5.) Encourage positive reviews

A physician’s “rating” on a certain website is often distorted by the fact that it represents only a small portion of their work. The vast majority of patients don’t leave reviews online, which makes each individual review more impactful. With such a small sample size, a single review can adversely skew your overall rating. Positive reviews can be very impactful. Unfortunately, patients who have a negative experience are more likely to leave a review than those who have a positive experience. That being said, it is imperative for you to garner as many positive ratings as you can – and it’s easier than you think. While blatantly asking patients to write a good review on a specific site can end up working against you, encouraging patients to do so naturally by creating a culture in which your parents understand you appreciate reviews (both good and bad) is feasible. If the time is right, asking a satisfied patient to leave you an honest review cannot hurt. With the patient’s consent, you can also display helpful reviews on your website. Testimonials and recommendations are two of the most valuable tools for increasing brand credibility Most patients are likely to leave a positive review, but may not think to do so unless you suggest it.

  

6.) Respond to comments
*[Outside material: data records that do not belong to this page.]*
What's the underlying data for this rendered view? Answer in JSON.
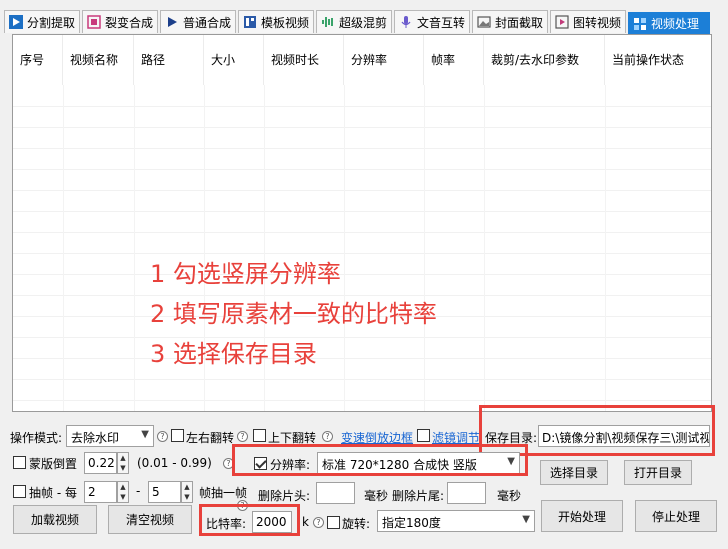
{
  "tabs": [
    {
      "label": "分割提取",
      "icon": "play-icon"
    },
    {
      "label": "裂变合成",
      "icon": "split-icon"
    },
    {
      "label": "普通合成",
      "icon": "arrow-icon"
    },
    {
      "label": "模板视频",
      "icon": "grid-icon"
    },
    {
      "label": "超级混剪",
      "icon": "waveform-icon"
    },
    {
      "label": "文音互转",
      "icon": "microphone-icon"
    },
    {
      "label": "封面截取",
      "icon": "image-icon"
    },
    {
      "label": "图转视频",
      "icon": "slideshow-icon"
    },
    {
      "label": "视频处理",
      "icon": "video-process-icon"
    }
  ],
  "table": {
    "columns": [
      "序号",
      "视频名称",
      "路径",
      "大小",
      "视频时长",
      "分辨率",
      "帧率",
      "裁剪/去水印参数",
      "当前操作状态"
    ]
  },
  "instructions": {
    "line1": "1 勾选竖屏分辨率",
    "line2": "2 填写原素材一致的比特率",
    "line3": "3 选择保存目录"
  },
  "controls": {
    "mode_label": "操作模式:",
    "mode_value": "去除水印",
    "flip_lr": "左右翻转",
    "flip_ud": "上下翻转",
    "speed_link": "变速倒放边框",
    "filter_link": "滤镜调节",
    "save_dir_label": "保存目录:",
    "save_dir_value": "D:\\镜像分割\\视频保存三\\测试视",
    "mask_invert": "蒙版倒置",
    "mask_value": "0.22",
    "mask_range": "(0.01 - 0.99)",
    "resolution_label": "分辨率:",
    "resolution_value": "标准 720*1280 合成快 竖版",
    "choose_dir": "选择目录",
    "open_dir": "打开目录",
    "drop_frame": "抽帧 - 每",
    "drop_a": "2",
    "dash": "-",
    "drop_b": "5",
    "drop_suffix": "帧抽一帧",
    "del_head_label": "删除片头:",
    "del_head_value": "",
    "del_tail_unit1": "毫秒",
    "del_tail_label": "删除片尾:",
    "del_tail_value": "",
    "del_tail_unit2": "毫秒",
    "load_video": "加载视频",
    "clear_video": "清空视频",
    "bitrate_label": "比特率:",
    "bitrate_value": "2000",
    "bitrate_unit": "k",
    "rotate_label": "旋转:",
    "rotate_value": "指定180度",
    "start": "开始处理",
    "stop": "停止处理"
  },
  "colors": {
    "highlight": "#e8413b",
    "active_tab": "#1c7fd7",
    "link": "#1a66d2"
  }
}
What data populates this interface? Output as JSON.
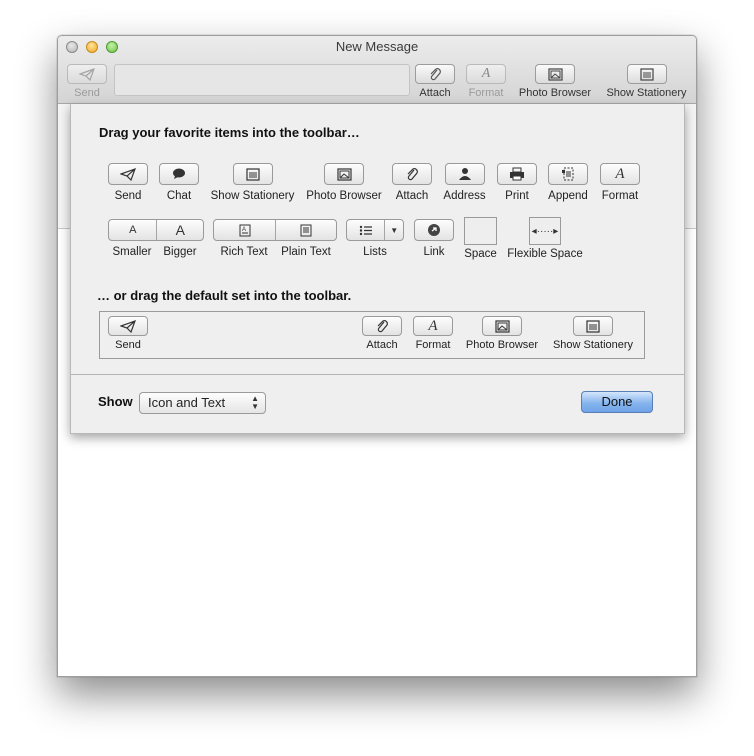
{
  "window": {
    "title": "New Message"
  },
  "toolbar": {
    "send": "Send",
    "attach": "Attach",
    "format": "Format",
    "photo_browser": "Photo Browser",
    "show_stationery": "Show Stationery"
  },
  "sheet": {
    "heading_favorites": "Drag your favorite items into the toolbar…",
    "heading_default": "… or drag the default set into the toolbar.",
    "palette_row1": [
      "Send",
      "Chat",
      "Show Stationery",
      "Photo Browser",
      "Attach",
      "Address",
      "Print",
      "Append",
      "Format"
    ],
    "palette_row2": {
      "smaller": "Smaller",
      "bigger": "Bigger",
      "rich_text": "Rich Text",
      "plain_text": "Plain Text",
      "lists": "Lists",
      "link": "Link",
      "space": "Space",
      "flexible_space": "Flexible Space"
    },
    "default_set": [
      "Send",
      "Attach",
      "Format",
      "Photo Browser",
      "Show Stationery"
    ],
    "show_label": "Show",
    "show_value": "Icon and Text",
    "done": "Done"
  },
  "colors": {
    "done_button": "#86b5ee",
    "sheet_bg": "#eeeeee"
  }
}
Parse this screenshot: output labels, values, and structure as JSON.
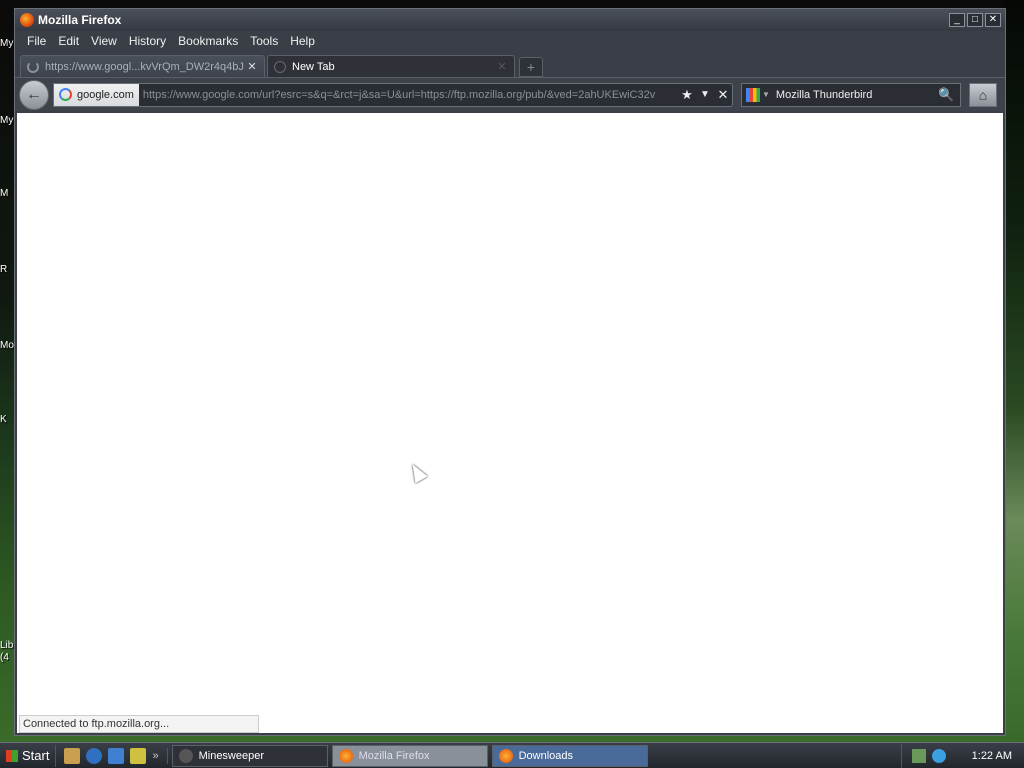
{
  "desktop": {
    "icon_labels": [
      "My",
      "My",
      "M",
      "R",
      "Mo",
      "K",
      "Lib (4"
    ]
  },
  "window": {
    "title": "Mozilla Firefox",
    "controls": {
      "minimize": "_",
      "maximize": "□",
      "close": "✕"
    }
  },
  "menubar": {
    "items": [
      "File",
      "Edit",
      "View",
      "History",
      "Bookmarks",
      "Tools",
      "Help"
    ]
  },
  "tabs": [
    {
      "title": "https://www.googl...kvVrQm_DW2r4q4bJ",
      "close": "✕"
    },
    {
      "title": "New Tab",
      "close": "✕"
    }
  ],
  "newtab_label": "+",
  "navbar": {
    "back_glyph": "←",
    "site_identity": "google.com",
    "url": "https://www.google.com/url?esrc=s&q=&rct=j&sa=U&url=https://ftp.mozilla.org/pub/&ved=2ahUKEwiC32v",
    "bookmark_glyph": "★",
    "dropdown_glyph": "▼",
    "stop_glyph": "✕",
    "search_engine_drop": "▼",
    "search_text": "Mozilla Thunderbird",
    "search_go_glyph": "🔍",
    "home_glyph": "⌂"
  },
  "statusbar": {
    "text": "Connected to ftp.mozilla.org..."
  },
  "taskbar": {
    "start_label": "Start",
    "quicklaunch_more": "»",
    "tasks": [
      "Minesweeper",
      "Mozilla Firefox",
      "Downloads"
    ],
    "clock": "1:22 AM"
  },
  "colors": {
    "chrome_dark": "#3a3f47",
    "content_bg": "#ffffff",
    "firefox_orange": "#e05010"
  }
}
Most physician review sites give you the ability to comment on reviews that have been left on your behalf. It is important for you to do so – especially for bad reviews. Although studies show a large majority of online reviews are positive, you need to be prepared to deal with bad reviews. The anonymity of the Internet could even cause you to receive a negative review based on false information. Accept the fact that bad reviews are inevitable. You cannot keep them from happening, but you can lessen the blow by addressing the situation in a constructive manner. Dealing with negative reviews can be a bit tricky – remember to always keep HIPAA laws in mind. Immediately responding to a negative review while upset can prompt you to respond with something that will only worsen the situation. Take time to consider what was said, reflect on the circumstances, and respond rationally. Your responses will vary depending on the specific complaint, but always try to identify yourself, apologize (if necessary), explain your perspective, and make it clear that their criticism has been heard. The most important thing for you to do is show that you care and that you will make proper adjustments to improve your practice. Also, always try to make your responses public. The unhappy reviewer isn’t the only person you are talking to. Other potential patients will see this review and need to know that you place value on your patients’ experiences and opinions. Show them that you do.

  

7.) Create positive content
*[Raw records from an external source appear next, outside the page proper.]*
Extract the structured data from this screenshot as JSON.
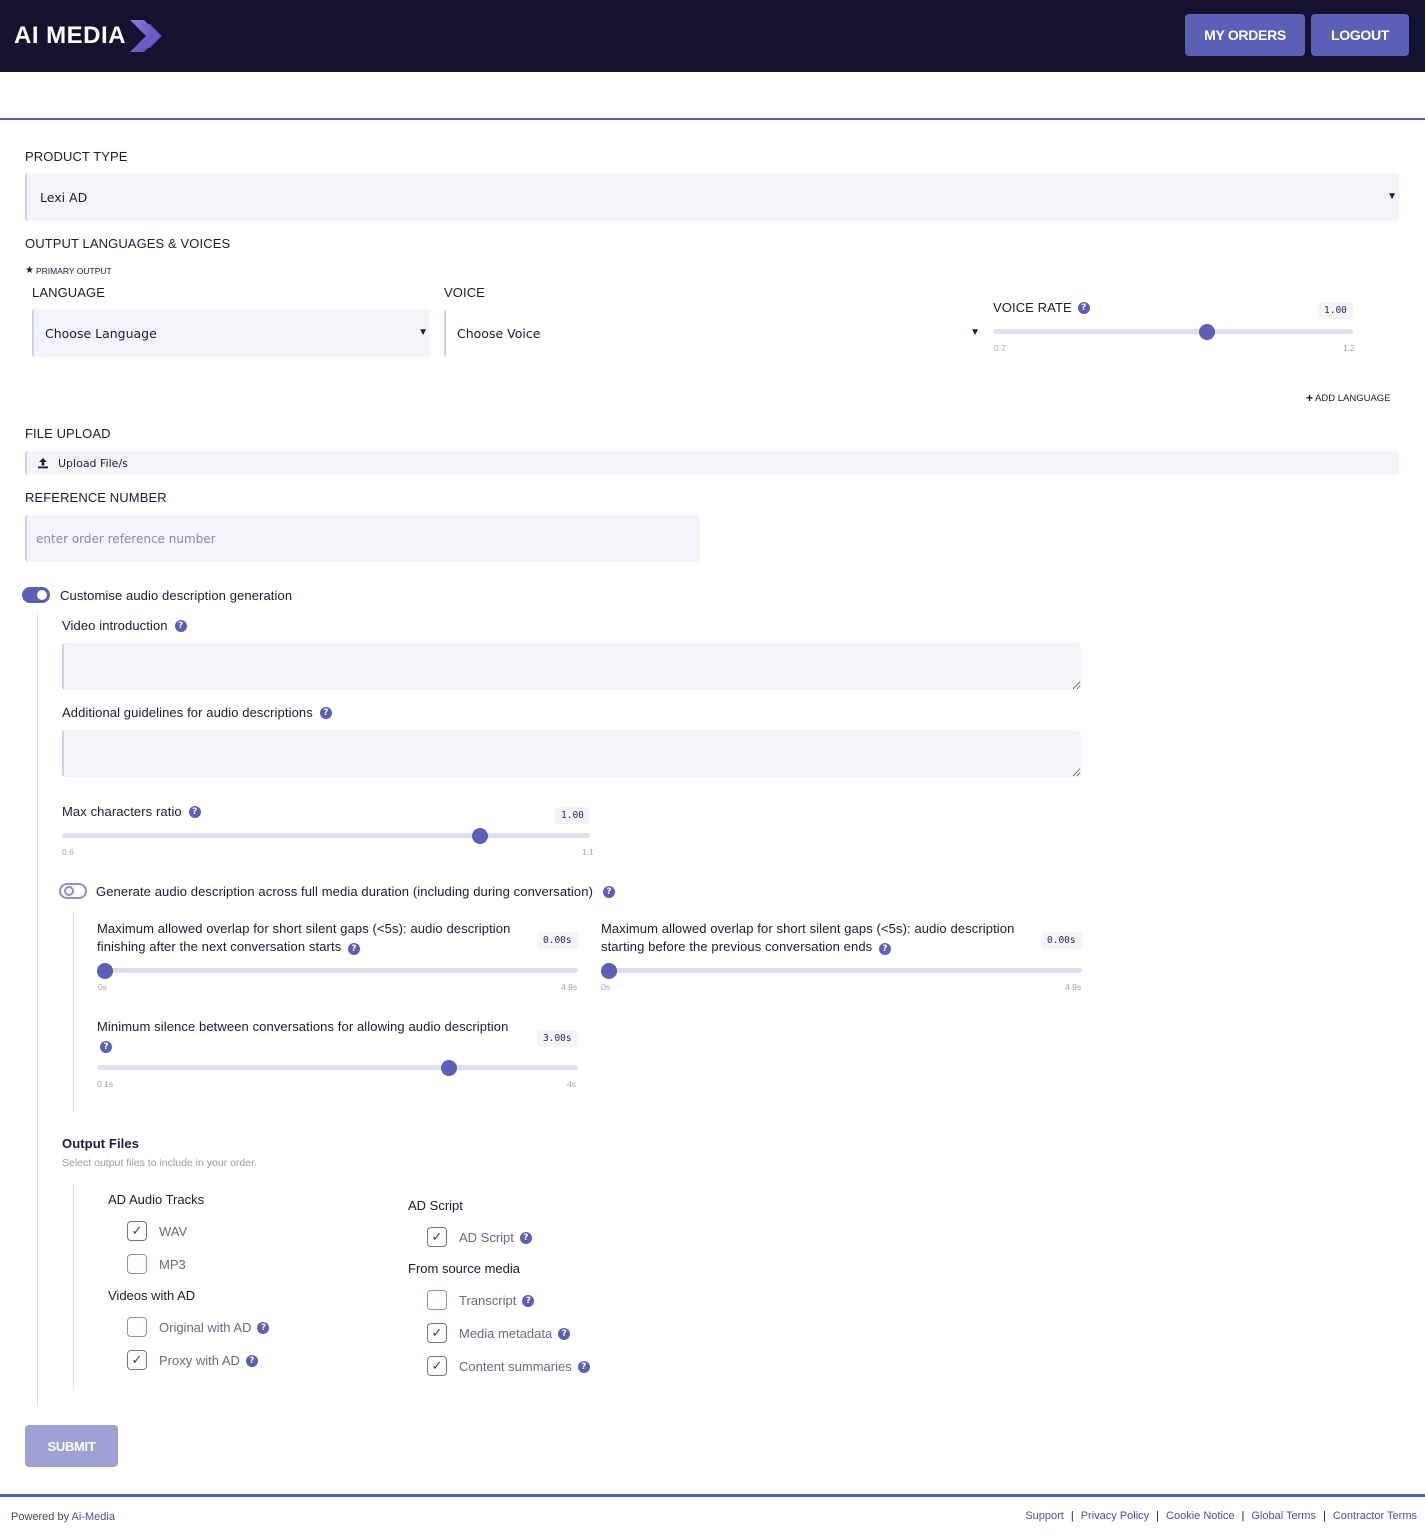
{
  "header": {
    "logo_text": "AI MEDIA",
    "my_orders_label": "MY ORDERS",
    "logout_label": "LOGOUT"
  },
  "product_type": {
    "label": "PRODUCT TYPE",
    "value": "Lexi AD"
  },
  "output_languages": {
    "label": "OUTPUT LANGUAGES & VOICES",
    "primary_output_label": "PRIMARY OUTPUT",
    "language_label": "LANGUAGE",
    "language_placeholder": "Choose Language",
    "voice_label": "VOICE",
    "voice_placeholder": "Choose Voice",
    "voice_rate": {
      "label": "VOICE RATE",
      "value": "1.00",
      "min": "0.7",
      "max": "1.2",
      "level": 0.6
    },
    "add_language_label": "ADD LANGUAGE"
  },
  "file_upload": {
    "label": "FILE UPLOAD",
    "button_label": "Upload File/s"
  },
  "reference_number": {
    "label": "REFERENCE NUMBER",
    "placeholder": "enter order reference number"
  },
  "customise": {
    "toggle_label": "Customise audio description generation",
    "toggle_on": true,
    "video_intro_label": "Video introduction",
    "guidelines_label": "Additional guidelines for audio descriptions",
    "max_chars": {
      "label": "Max characters ratio",
      "value": "1.00",
      "min": "0.6",
      "max": "1.1",
      "level": 0.8
    },
    "full_duration": {
      "toggle_label": "Generate audio description across full media duration (including during conversation)",
      "toggle_on": false
    },
    "overlap_after": {
      "label": "Maximum allowed overlap for short silent gaps (<5s): audio description finishing after the next conversation starts",
      "value": "0.00s",
      "min": "0s",
      "max": "4.9s",
      "level": 0.0
    },
    "overlap_before": {
      "label": "Maximum allowed overlap for short silent gaps (<5s): audio description starting before the previous conversation ends",
      "value": "0.00s",
      "min": "0s",
      "max": "4.9s",
      "level": 0.0
    },
    "min_silence": {
      "label": "Minimum silence between conversations for allowing audio description",
      "value": "3.00s",
      "min": "0.1s",
      "max": "4s",
      "level": 0.74
    }
  },
  "output_files": {
    "title": "Output Files",
    "subtitle": "Select output files to include in your order.",
    "ad_audio_tracks": "AD Audio Tracks",
    "wav": "WAV",
    "mp3": "MP3",
    "videos_with_ad": "Videos with AD",
    "original_with_ad": "Original with AD",
    "proxy_with_ad": "Proxy with AD",
    "ad_script_heading": "AD Script",
    "ad_script": "AD Script",
    "from_source_media": "From source media",
    "transcript": "Transcript",
    "media_metadata": "Media metadata",
    "content_summaries": "Content summaries"
  },
  "submit_label": "SUBMIT",
  "footer": {
    "powered_by": "Powered by",
    "brand_link": "Ai-Media",
    "links": [
      "Support",
      "Privacy Policy",
      "Cookie Notice",
      "Global Terms",
      "Contractor Terms"
    ]
  },
  "colors": {
    "header_bg": "#14122f",
    "accent": "#5b5fb5",
    "submit_disabled": "#9ea1d6"
  }
}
The key to building a positive online reputation is being able to control what you can. You can’t control the content others produce about you. But you CAN control the content you create about yourself. There are a variety of tools you can use to create positive content about yourself (again, revisit this post to help you get started). Pushing favorable material through your social media accounts, blog, and website provides additional data that can help affirm your credibility to perspective patients. The best defense is a good offense. Creating a sufficient amount of positive content about you can outweigh the effect of negative content created by others. It won’t make it disappear, but it will dilute its impact, and guide your online reputation in the right direction.

  

8.) Improve offline
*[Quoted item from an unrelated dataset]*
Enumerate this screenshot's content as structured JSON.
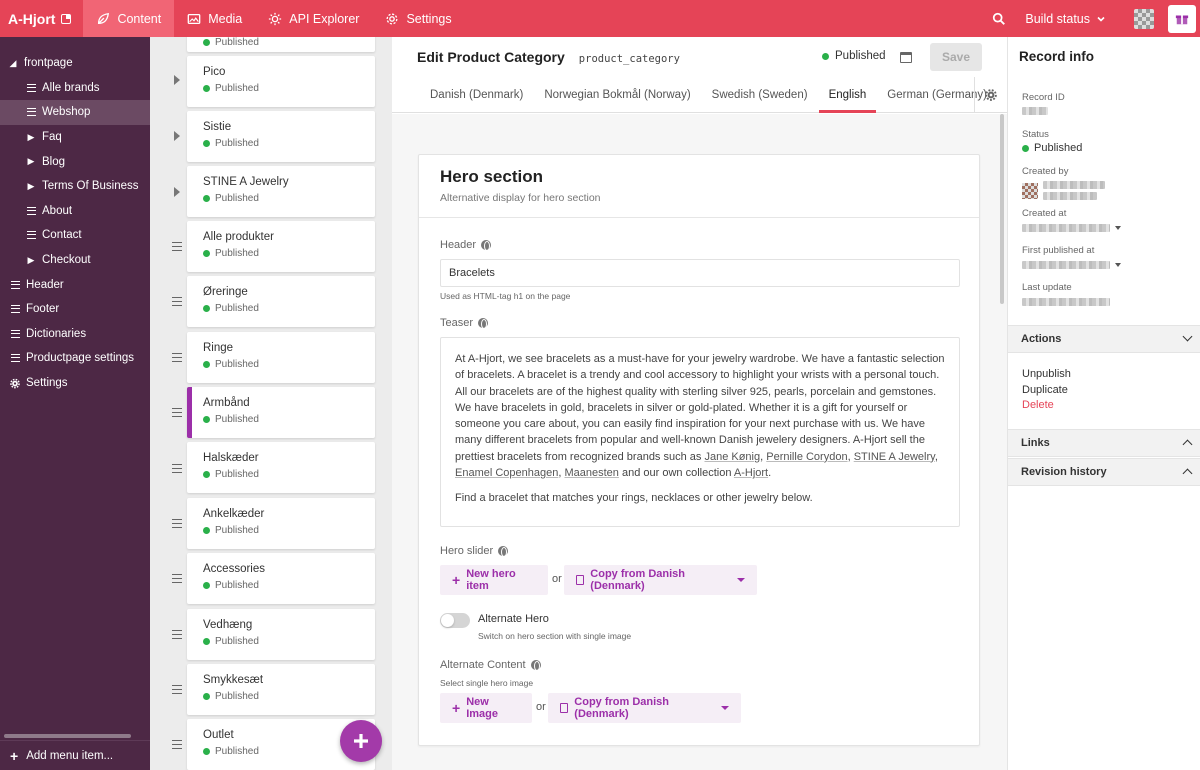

The most common complaint patients make on physician review websites refers to the physician’s bedside manner. Publicly apologizing and addressing the issue online helps, but it doesn’t prevent it from happening again. Embrace constructive criticism in bad reviews. Never get so caught up in your online reputation that you lose sight of the greater goal: learning from your mistakes and becoming a better doctor because of it. Up until now, all prior steps have suggested relatively indirect methods of managing a positive online reputation. But at its most basic level, your online reputation directly stems from how you conduct yourself offline. Believe me, all of these steps will help, but don’t overthink it – the best way to maintain a positive online reputation is simply by being the best physician you can be.